Every entry below is to be retyped exactly as it stands.

Entries from a dataset of interfaces:
------------------------------------------------
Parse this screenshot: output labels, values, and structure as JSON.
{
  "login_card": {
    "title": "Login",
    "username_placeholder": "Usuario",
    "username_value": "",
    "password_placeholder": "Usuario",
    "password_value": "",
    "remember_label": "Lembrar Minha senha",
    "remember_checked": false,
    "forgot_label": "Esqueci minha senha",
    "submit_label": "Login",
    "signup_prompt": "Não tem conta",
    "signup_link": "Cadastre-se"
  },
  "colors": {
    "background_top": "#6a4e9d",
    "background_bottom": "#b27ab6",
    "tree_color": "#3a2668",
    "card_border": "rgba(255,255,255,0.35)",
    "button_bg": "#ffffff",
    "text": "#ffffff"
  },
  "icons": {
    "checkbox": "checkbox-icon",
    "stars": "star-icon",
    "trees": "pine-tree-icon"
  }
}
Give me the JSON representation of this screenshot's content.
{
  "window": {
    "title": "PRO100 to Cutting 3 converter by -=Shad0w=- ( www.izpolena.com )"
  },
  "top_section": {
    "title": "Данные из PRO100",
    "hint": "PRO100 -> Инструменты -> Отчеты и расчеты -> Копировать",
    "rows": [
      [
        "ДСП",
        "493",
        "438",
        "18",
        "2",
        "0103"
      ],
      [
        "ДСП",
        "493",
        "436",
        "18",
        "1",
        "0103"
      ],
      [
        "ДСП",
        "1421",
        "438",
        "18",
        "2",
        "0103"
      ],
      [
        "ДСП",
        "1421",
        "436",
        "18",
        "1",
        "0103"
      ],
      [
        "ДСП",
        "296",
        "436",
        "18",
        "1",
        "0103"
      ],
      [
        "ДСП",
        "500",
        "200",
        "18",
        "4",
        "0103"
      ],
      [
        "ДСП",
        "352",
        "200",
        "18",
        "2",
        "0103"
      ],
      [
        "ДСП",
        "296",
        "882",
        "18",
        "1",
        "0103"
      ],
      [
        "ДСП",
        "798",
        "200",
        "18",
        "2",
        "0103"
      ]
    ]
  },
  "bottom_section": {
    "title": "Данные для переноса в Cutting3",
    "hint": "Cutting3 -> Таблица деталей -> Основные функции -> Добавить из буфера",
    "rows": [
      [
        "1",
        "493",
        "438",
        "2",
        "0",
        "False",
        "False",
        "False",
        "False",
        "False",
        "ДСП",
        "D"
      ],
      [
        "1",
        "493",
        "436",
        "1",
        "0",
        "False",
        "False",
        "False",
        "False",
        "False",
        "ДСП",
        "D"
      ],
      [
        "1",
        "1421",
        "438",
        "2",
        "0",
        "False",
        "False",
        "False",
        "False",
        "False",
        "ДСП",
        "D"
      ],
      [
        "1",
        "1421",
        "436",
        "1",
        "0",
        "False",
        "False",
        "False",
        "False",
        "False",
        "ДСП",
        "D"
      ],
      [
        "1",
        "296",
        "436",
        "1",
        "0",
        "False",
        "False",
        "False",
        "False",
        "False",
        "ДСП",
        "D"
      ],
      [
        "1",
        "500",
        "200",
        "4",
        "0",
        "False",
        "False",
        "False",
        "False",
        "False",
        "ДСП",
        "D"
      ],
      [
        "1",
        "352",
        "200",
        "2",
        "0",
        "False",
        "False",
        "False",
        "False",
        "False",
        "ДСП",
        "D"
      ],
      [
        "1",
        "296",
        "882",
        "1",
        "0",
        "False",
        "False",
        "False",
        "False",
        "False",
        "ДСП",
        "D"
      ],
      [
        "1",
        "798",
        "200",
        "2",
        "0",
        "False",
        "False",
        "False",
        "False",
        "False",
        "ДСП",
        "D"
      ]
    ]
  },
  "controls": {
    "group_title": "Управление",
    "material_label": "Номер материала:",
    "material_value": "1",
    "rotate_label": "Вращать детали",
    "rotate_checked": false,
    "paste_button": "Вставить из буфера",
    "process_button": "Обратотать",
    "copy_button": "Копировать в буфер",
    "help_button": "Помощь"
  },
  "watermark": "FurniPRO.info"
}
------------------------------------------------
*RESULT OF THE EXERCISE*.
Parse this screenshot: output labels, values, and structure as JSON.
{
  "login_card": {
    "title": "Login",
    "username_placeholder": "Usuario",
    "username_value": "",
    "password_placeholder": "Usuario",
    "password_value": "",
    "remember_label": "Lembrar Minha senha",
    "remember_checked": false,
    "forgot_label": "Esqueci minha senha",
    "submit_label": "Login",
    "signup_prompt": "Não tem conta",
    "signup_link": "Cadastre-se"
  },
  "colors": {
    "background_top": "#6a4e9d",
    "background_bottom": "#b27ab6",
    "tree_color": "#3a2668",
    "card_border": "rgba(255,255,255,0.35)",
    "button_bg": "#ffffff",
    "text": "#ffffff"
  },
  "icons": {
    "checkbox": "checkbox-icon",
    "stars": "star-icon",
    "trees": "pine-tree-icon"
  }
}
Give me the JSON representation of this screenshot's content.
{
  "window": {
    "title": "PRO100 to Cutting 3 converter by -=Shad0w=- ( www.izpolena.com )"
  },
  "top_section": {
    "title": "Данные из PRO100",
    "hint": "PRO100 -> Инструменты -> Отчеты и расчеты -> Копировать",
    "rows": [
      [
        "ДСП",
        "493",
        "438",
        "18",
        "2",
        "0103"
      ],
      [
        "ДСП",
        "493",
        "436",
        "18",
        "1",
        "0103"
      ],
      [
        "ДСП",
        "1421",
        "438",
        "18",
        "2",
        "0103"
      ],
      [
        "ДСП",
        "1421",
        "436",
        "18",
        "1",
        "0103"
      ],
      [
        "ДСП",
        "296",
        "436",
        "18",
        "1",
        "0103"
      ],
      [
        "ДСП",
        "500",
        "200",
        "18",
        "4",
        "0103"
      ],
      [
        "ДСП",
        "352",
        "200",
        "18",
        "2",
        "0103"
      ],
      [
        "ДСП",
        "296",
        "882",
        "18",
        "1",
        "0103"
      ],
      [
        "ДСП",
        "798",
        "200",
        "18",
        "2",
        "0103"
      ]
    ]
  },
  "bottom_section": {
    "title": "Данные для переноса в Cutting3",
    "hint": "Cutting3 -> Таблица деталей -> Основные функции -> Добавить из буфера",
    "rows": [
      [
        "1",
        "493",
        "438",
        "2",
        "0",
        "False",
        "False",
        "False",
        "False",
        "False",
        "ДСП",
        "D"
      ],
      [
        "1",
        "493",
        "436",
        "1",
        "0",
        "False",
        "False",
        "False",
        "False",
        "False",
        "ДСП",
        "D"
      ],
      [
        "1",
        "1421",
        "438",
        "2",
        "0",
        "False",
        "False",
        "False",
        "False",
        "False",
        "ДСП",
        "D"
      ],
      [
        "1",
        "1421",
        "436",
        "1",
        "0",
        "False",
        "False",
        "False",
        "False",
        "False",
        "ДСП",
        "D"
      ],
      [
        "1",
        "296",
        "436",
        "1",
        "0",
        "False",
        "False",
        "False",
        "False",
        "False",
        "ДСП",
        "D"
      ],
      [
        "1",
        "500",
        "200",
        "4",
        "0",
        "False",
        "False",
        "False",
        "False",
        "False",
        "ДСП",
        "D"
      ],
      [
        "1",
        "352",
        "200",
        "2",
        "0",
        "False",
        "False",
        "False",
        "False",
        "False",
        "ДСП",
        "D"
      ],
      [
        "1",
        "296",
        "882",
        "1",
        "0",
        "False",
        "False",
        "False",
        "False",
        "False",
        "ДСП",
        "D"
      ],
      [
        "1",
        "798",
        "200",
        "2",
        "0",
        "False",
        "False",
        "False",
        "False",
        "False",
        "ДСП",
        "D"
      ]
    ]
  },
  "controls": {
    "group_title": "Управление",
    "material_label": "Номер материала:",
    "material_value": "1",
    "rotate_label": "Вращать детали",
    "rotate_checked": false,
    "paste_button": "Вставить из буфера",
    "process_button": "Обратотать",
    "copy_button": "Копировать в буфер",
    "help_button": "Помощь"
  },
  "watermark": "FurniPRO.info"
}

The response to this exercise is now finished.